Health News Roundup: Switzerland experiencing medicine shortages says pharmacists association; U.S. FDA declines to approve Spectrum Pharmaceuticals' lung cancer drug and more
Following is a summary of current health news briefs.
Switzerland experiencing medicine shortages says pharmacists association
Switzerland is experiencing medicine shortages due to supply chain issues linked to COVID lockdowns in China and war in Europe, the country's pharmacists association said. "We have the biggest problems with children's medications, especially fever-reducing syrup," Enea Martinelli from pharmaSuisse told Swiss broadcaster SRF.
U.S. FDA declines to approve Spectrum Pharmaceuticals' lung cancer drug
Spectrum Pharmaceuticals Inc said on Friday the U.S. Food and Drug Administration (FDA) declined to approve its experimental lung cancer drug, citing the need for an additional study. The company now plans to de-prioritize the development of the drug, called poziotinib, and said it was in the process of cutting 75% of its research and development workforce.
China's widening COVID-19 curbs trigger public pushback
Frustration simmered on Friday among residents and business groups in China navigating stricter COVID-19 control curbs as the country reported another record high of daily infections just weeks after hopes had been raised of easing measures. The resurgence of COVID cases in China, with 32,695 new local infections recorded for Thursday as numerous cities report outbreaks, has prompted widespread lockdowns and other curbs on movement and business, as well as pushback.
In Britain, nurses prepare for unprecedented strike over pay
Chukwudubem Ifeajuna, a nurse in the south of England, loves his job, but next month will walk out for two days as part of British nurses' biggest ever strike action, which he says is necessary for staff and patient welfare alike. The industrial action on Dec. 15 and Dec. 20 is unprecedented in the British nursing union's 106-year history, and comes as the state-run National Health Service (NHS) braces for one of its toughest winters ever.

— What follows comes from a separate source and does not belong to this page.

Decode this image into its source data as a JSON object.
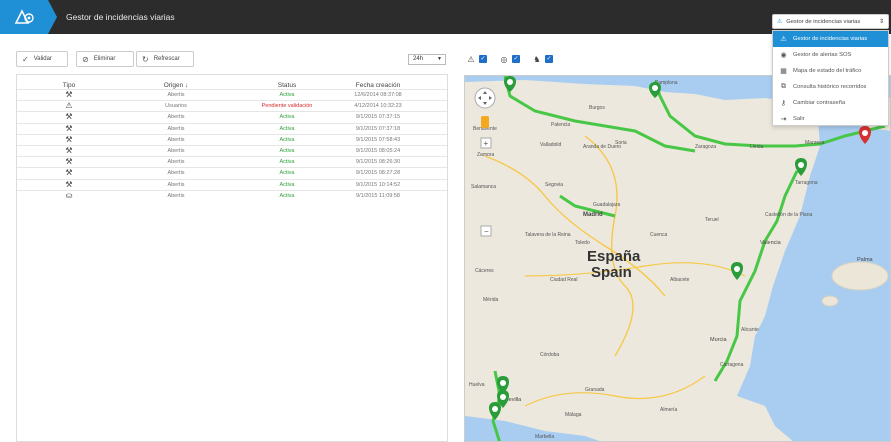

Fears Malawi's cholera outbreak could worsen in rainy season
Malawi is in the grip of a cholera outbreak that has spread across the country, killing 292 people and infecting 9447 since March when the first case was reported, according to health minister Khumbize Chiponda. Most deaths from the disease, which is spread through contaminated water and food, are occurring in four districts bordering Lake Malawi and in Blantyre, the country's second-largest city.
Avian flu outbreak wipes out 50.54 million U.S. birds, a record
Avian flu has wiped out 50.54 million birds in the United States this year, making it the country's deadliest outbreak in history, U.S. Department of Agriculture data showed on Thursday. The deaths of chickens, turkeys and other birds represent the worst U.S. animal-health disaster to date, topping the previous record of 50.5 million birds that died in an avian-flu outbreak in 2015.
British nurses to stage first strikes on Dec. 15, 20
Thousands of British nurses will go on strike on Dec. 15 and 20 for more pay, their union said on Friday, adding to a winter of industrial action and putting further pressure on the state-run health system. The strikes are the first of possibly several walkouts by National Health Service (NHS) nurses, which come after the government refused to meet demands for pay rises of 5% above inflation.
UK open to talks over nurses strike, but stands by previous pay offer - minister
British Health Secretary Steve Barclay said on Friday he was open to talks with nurses union RCN but highlighted the merits of a pay rise that was set out by the government in July.
Responding to news that nurses are set to carry out their biggest-ever strike action, Barclay emphasized that a previously announced pay rise of at least 1,400 pounds ($1,695.26) will mean a newly qualified nurse will typically earn over 31,000 pounds a year.
Researchers test mRNA technology for universal flu vaccine
An experimental vaccine provided broad protection against all 20 known influenza A and B virus subtypes in initial tests in mice and ferrets, potentially opening a pathway to a universal flu shot that might help prevent future pandemics, according to a U.S. study published on Thursday. The two-dose vaccine employs the same messenger RNA (mRNA)technology used in the COVID-19 shots developed by Pfizer with BioNTech, and by Moderna. It delivers tiny lipid particles containing mRNA instructions for cells to create replicas of so-called hemagglutinin proteins that appear on influenza virus surfaces.
Clitoris reconstruction offers hope to Kenyan women after childhood mutilation
Imagine having no sensation in a body part for most of your life and then being able to feel it at last. That was the transformation being sought by about 60 Kenyan women who had undergone female genital mutilation, or FGM, during childhood and came forward for reconstructive surgery of the clitoris during a recent humanitarian operation in Nairobi.
(With inputs from agencies.)